# TASK OBJECTIVE
Pictures aside, return every line below exactly as written.

# RECORDS SHOWN
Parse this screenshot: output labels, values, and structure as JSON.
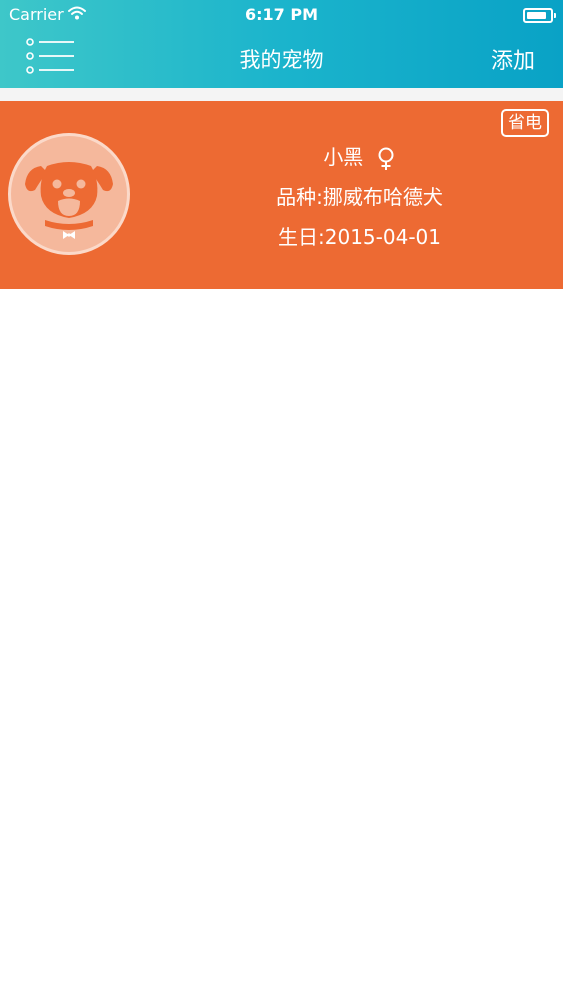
{
  "status_bar": {
    "carrier": "Carrier",
    "time": "6:17 PM",
    "battery_level": 0.88
  },
  "nav": {
    "menu_icon": "list-menu-icon",
    "title": "我的宠物",
    "add_label": "添加"
  },
  "pets": [
    {
      "name": "小黑",
      "gender_icon": "female-icon",
      "breed": "品种:挪威布哈德犬",
      "birthday": "生日:2015-04-01",
      "badge": "省电",
      "avatar_icon": "dog-avatar-icon",
      "card_color": "#ed6a33"
    }
  ],
  "colors": {
    "header_gradient_start": "#3ec7c9",
    "header_gradient_end": "#09a2c6",
    "card": "#ed6a33",
    "avatar_bg": "#f5b89c"
  }
}
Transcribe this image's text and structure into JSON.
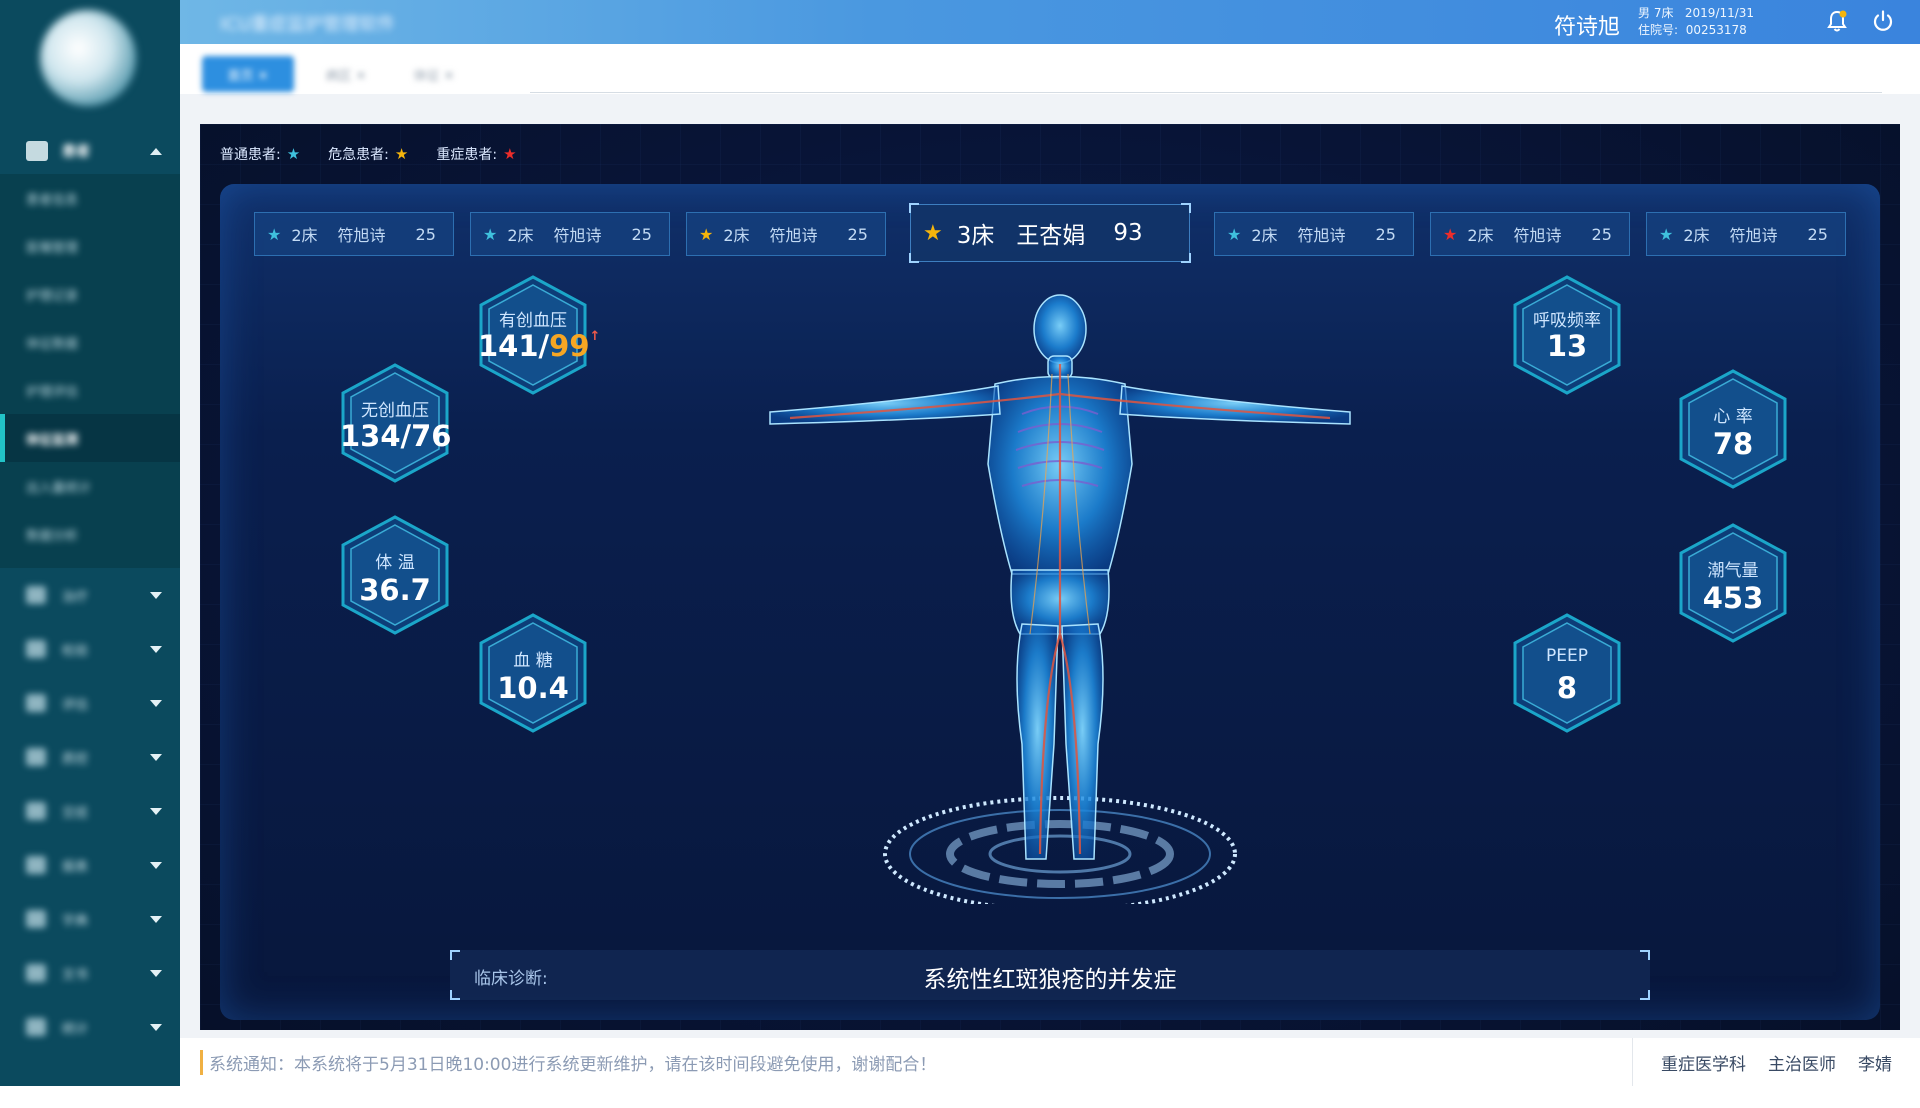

# COMPLETED EXERCISE
Parse this screenshot: output labels, values, and structure as JSON.
{
  "status_bar": {
    "carrier": "Carrier",
    "time": "6:17 PM",
    "battery_level": 0.88
  },
  "nav": {
    "menu_icon": "list-menu-icon",
    "title": "我的宠物",
    "add_label": "添加"
  },
  "pets": [
    {
      "name": "小黑",
      "gender_icon": "female-icon",
      "breed": "品种:挪威布哈德犬",
      "birthday": "生日:2015-04-01",
      "badge": "省电",
      "avatar_icon": "dog-avatar-icon",
      "card_color": "#ed6a33"
    }
  ],
  "colors": {
    "header_gradient_start": "#3ec7c9",
    "header_gradient_end": "#09a2c6",
    "card": "#ed6a33",
    "avatar_bg": "#f5b89c"
  }
}
Transcribe this image's text and structure into JSON.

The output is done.